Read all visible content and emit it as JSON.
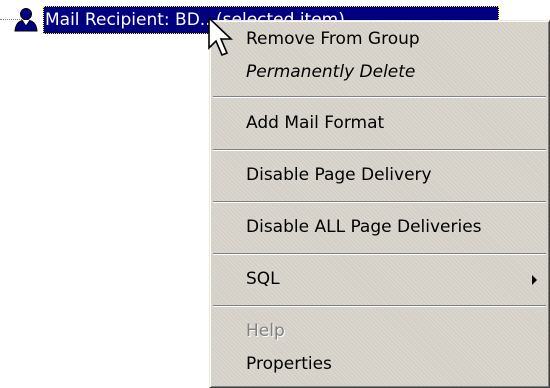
{
  "tree": {
    "selected_item_label": "Mail Recipient: BD...(selected item)"
  },
  "context_menu": {
    "items": [
      {
        "label": "Remove From Group"
      },
      {
        "label": "Permanently Delete"
      },
      {
        "label": "Add Mail Format"
      },
      {
        "label": "Disable Page Delivery"
      },
      {
        "label": "Disable ALL Page Deliveries"
      },
      {
        "label": "SQL"
      },
      {
        "label": "Help"
      },
      {
        "label": "Properties"
      }
    ]
  },
  "colors": {
    "selection_background": "#000080",
    "menu_background": "#d4d0c8",
    "disabled_text": "#808080"
  },
  "icons": {
    "recipient": "user-icon",
    "submenu": "triangle-right-icon",
    "cursor": "arrow-pointer-icon"
  }
}
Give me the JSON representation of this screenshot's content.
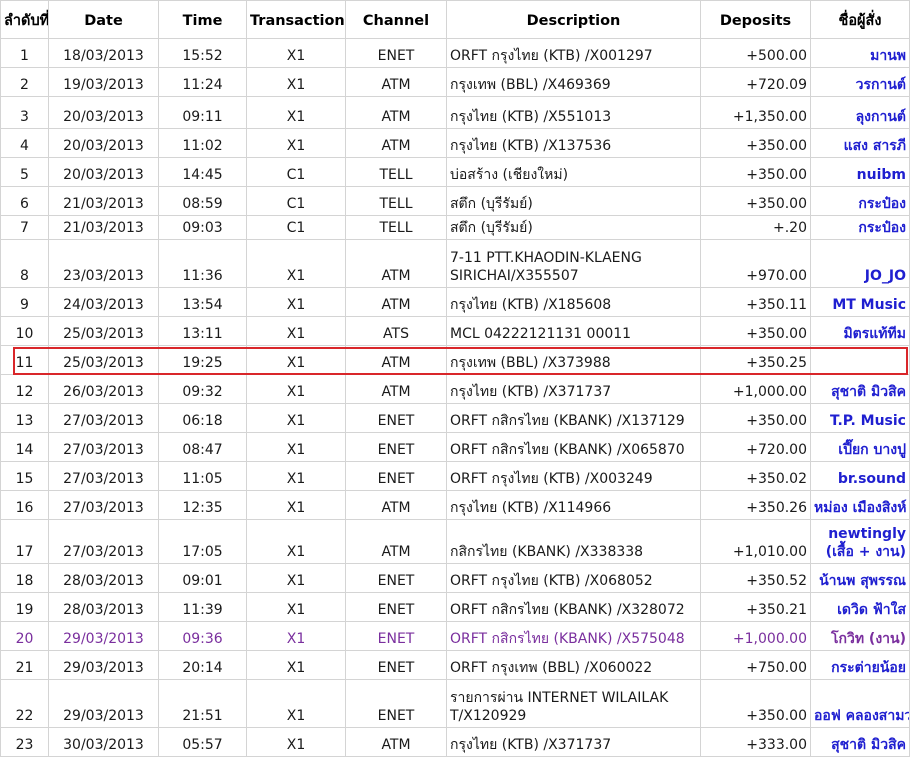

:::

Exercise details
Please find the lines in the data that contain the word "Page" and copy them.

Result for this exercise
        "label": "Disable Page Delivery"
        "label": "Disable ALL Page Deliveries"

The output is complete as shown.